▶

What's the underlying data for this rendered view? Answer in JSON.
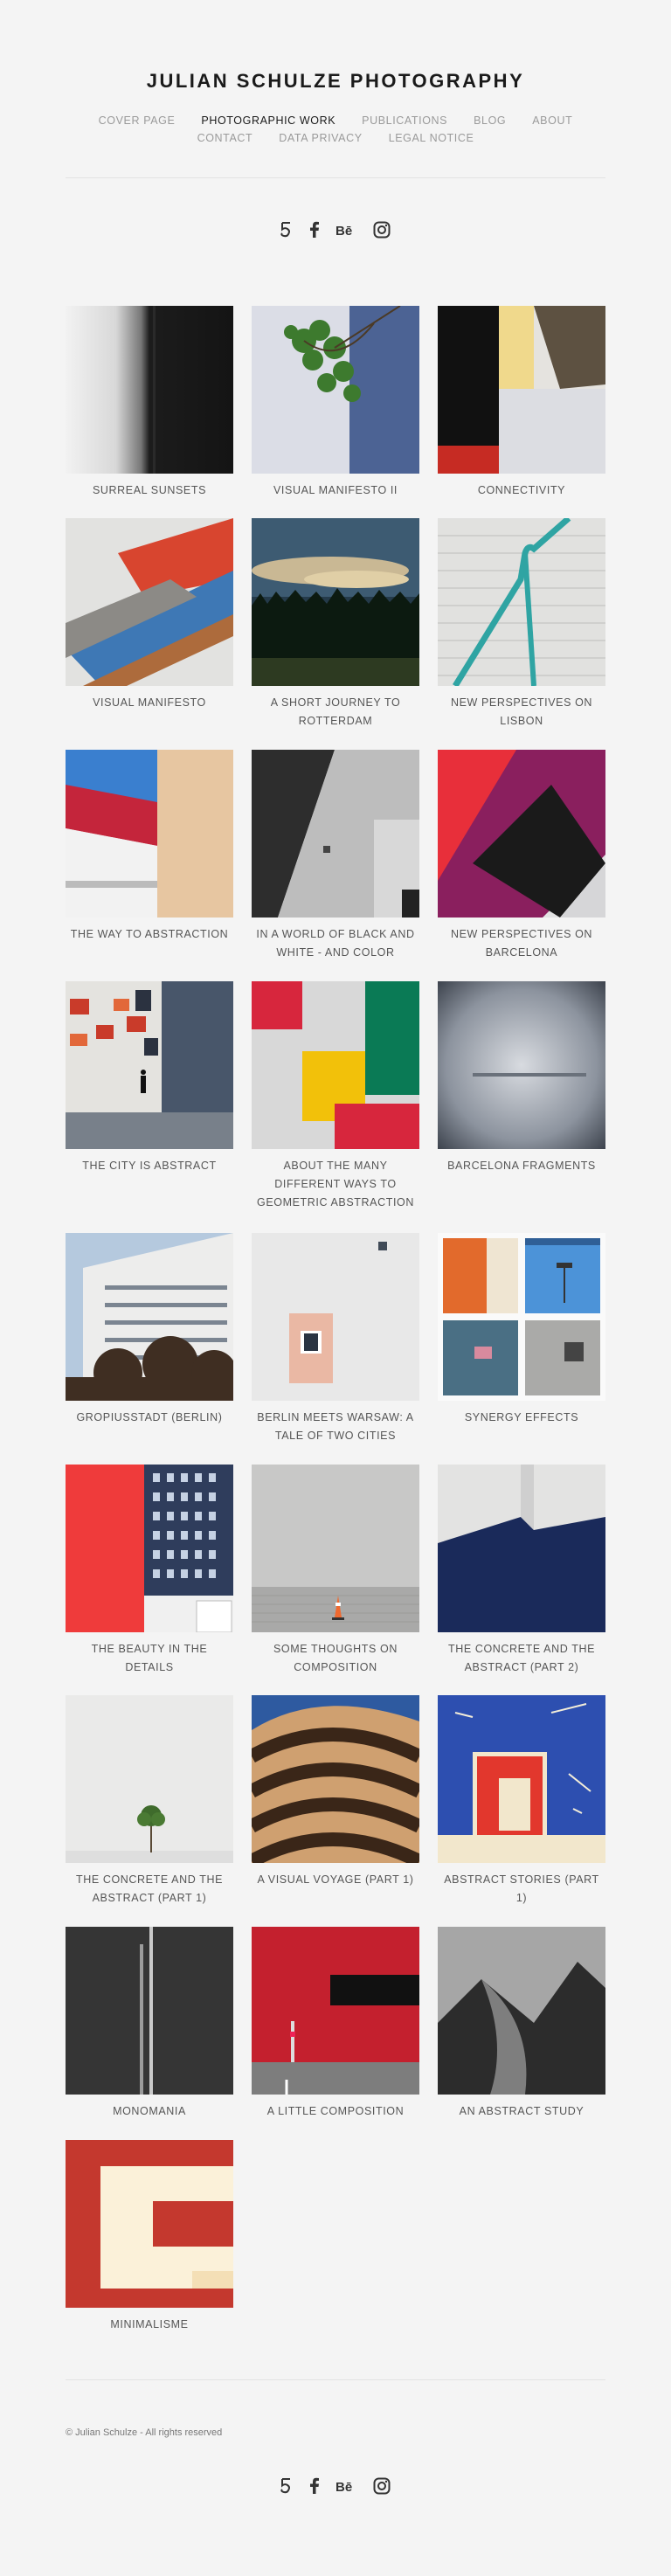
{
  "site": {
    "title": "JULIAN SCHULZE PHOTOGRAPHY"
  },
  "nav": {
    "row1": [
      {
        "label": "COVER PAGE",
        "active": false
      },
      {
        "label": "PHOTOGRAPHIC WORK",
        "active": true
      },
      {
        "label": "PUBLICATIONS",
        "active": false
      },
      {
        "label": "BLOG",
        "active": false
      },
      {
        "label": "ABOUT",
        "active": false
      }
    ],
    "row2": [
      {
        "label": "CONTACT",
        "active": false
      },
      {
        "label": "DATA PRIVACY",
        "active": false
      },
      {
        "label": "LEGAL NOTICE",
        "active": false
      }
    ]
  },
  "social": [
    "500px-icon",
    "facebook-icon",
    "behance-icon",
    "instagram-icon"
  ],
  "gallery": [
    {
      "caption": "SURREAL SUNSETS",
      "art": "surreal"
    },
    {
      "caption": "VISUAL MANIFESTO II",
      "art": "manifesto2"
    },
    {
      "caption": "CONNECTIVITY",
      "art": "connectivity"
    },
    {
      "caption": "VISUAL MANIFESTO",
      "art": "manifesto"
    },
    {
      "caption": "A SHORT JOURNEY TO ROTTERDAM",
      "art": "rotterdam"
    },
    {
      "caption": "NEW PERSPECTIVES ON LISBON",
      "art": "lisbon"
    },
    {
      "caption": "THE WAY TO ABSTRACTION",
      "art": "way"
    },
    {
      "caption": "IN A WORLD OF BLACK AND WHITE - AND COLOR",
      "art": "blackwhite"
    },
    {
      "caption": "NEW PERSPECTIVES ON BARCELONA",
      "art": "barcelona"
    },
    {
      "caption": "THE CITY IS ABSTRACT",
      "art": "city"
    },
    {
      "caption": "ABOUT THE MANY DIFFERENT WAYS TO GEOMETRIC ABSTRACTION",
      "art": "geometric"
    },
    {
      "caption": "BARCELONA FRAGMENTS",
      "art": "fragments"
    },
    {
      "caption": "GROPIUSSTADT (BERLIN)",
      "art": "gropius"
    },
    {
      "caption": "BERLIN MEETS WARSAW: A TALE OF TWO CITIES",
      "art": "berlin"
    },
    {
      "caption": "SYNERGY EFFECTS",
      "art": "synergy"
    },
    {
      "caption": "THE BEAUTY IN THE DETAILS",
      "art": "beauty"
    },
    {
      "caption": "SOME THOUGHTS ON COMPOSITION",
      "art": "composition"
    },
    {
      "caption": "THE CONCRETE AND THE ABSTRACT (PART 2)",
      "art": "concrete2"
    },
    {
      "caption": "THE CONCRETE AND THE ABSTRACT (PART 1)",
      "art": "concrete1"
    },
    {
      "caption": "A VISUAL VOYAGE (PART 1)",
      "art": "voyage"
    },
    {
      "caption": "ABSTRACT STORIES (PART 1)",
      "art": "stories"
    },
    {
      "caption": "MONOMANIA",
      "art": "monomania"
    },
    {
      "caption": "A LITTLE COMPOSITION",
      "art": "little"
    },
    {
      "caption": "AN ABSTRACT STUDY",
      "art": "study"
    },
    {
      "caption": "MINIMALISME",
      "art": "minimalisme"
    }
  ],
  "footer": {
    "copyright": "© Julian Schulze - All rights reserved"
  }
}
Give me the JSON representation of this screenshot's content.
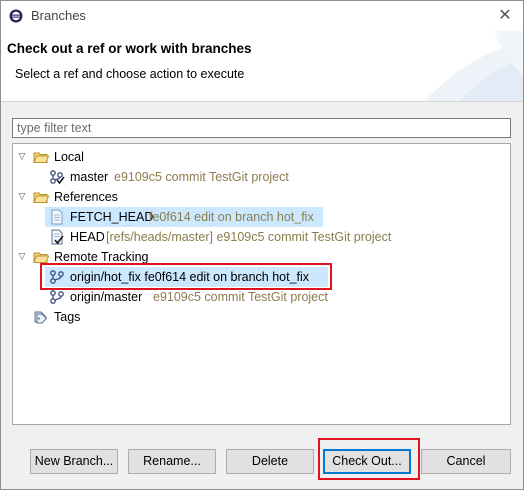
{
  "window": {
    "title": "Branches",
    "close_glyph": "✕"
  },
  "header": {
    "heading": "Check out a ref or work with branches",
    "description": "Select a ref and choose action to execute"
  },
  "filter": {
    "placeholder": "type filter text",
    "value": ""
  },
  "tree": {
    "local": {
      "label": "Local",
      "master": {
        "name": "master",
        "detail": "e9109c5 commit TestGit project"
      }
    },
    "references": {
      "label": "References",
      "fetch_head": {
        "name": "FETCH_HEAD",
        "detail": "fe0f614 edit on branch hot_fix"
      },
      "head": {
        "name": "HEAD",
        "detail": "[refs/heads/master] e9109c5 commit TestGit project"
      }
    },
    "remote_tracking": {
      "label": "Remote Tracking",
      "hot_fix": {
        "text": "origin/hot_fix fe0f614 edit on branch hot_fix"
      },
      "master": {
        "name": "origin/master",
        "detail": "e9109c5 commit TestGit project"
      }
    },
    "tags": {
      "label": "Tags"
    }
  },
  "buttons": {
    "new_branch": "New Branch...",
    "rename": "Rename...",
    "delete": "Delete",
    "checkout": "Check Out...",
    "cancel": "Cancel"
  },
  "colors": {
    "selection": "#cce8ff",
    "highlight_box": "#e0141c",
    "muted_text": "#8b7c4c",
    "folder": "#e8c060"
  },
  "icons": {
    "app": "eclipse-icon",
    "folder": "folder-open-icon",
    "branch": "branch-icon",
    "checked_branch": "checked-out-branch-icon",
    "file": "ref-file-icon",
    "tags": "tags-icon"
  }
}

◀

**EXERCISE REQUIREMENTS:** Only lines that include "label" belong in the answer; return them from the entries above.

**EXPECTED ANSWER:**
        "label": "COVER PAGE",
        "label": "PHOTOGRAPHIC WORK",
        "label": "PUBLICATIONS",
        "label": "BLOG",
        "label": "ABOUT",
        "label": "CONTACT",
        "label": "DATA PRIVACY",
        "label": "LEGAL NOTICE",
      "label": "Local",
      "label": "References",
      "label": "Remote Tracking",
      "label": "Tags"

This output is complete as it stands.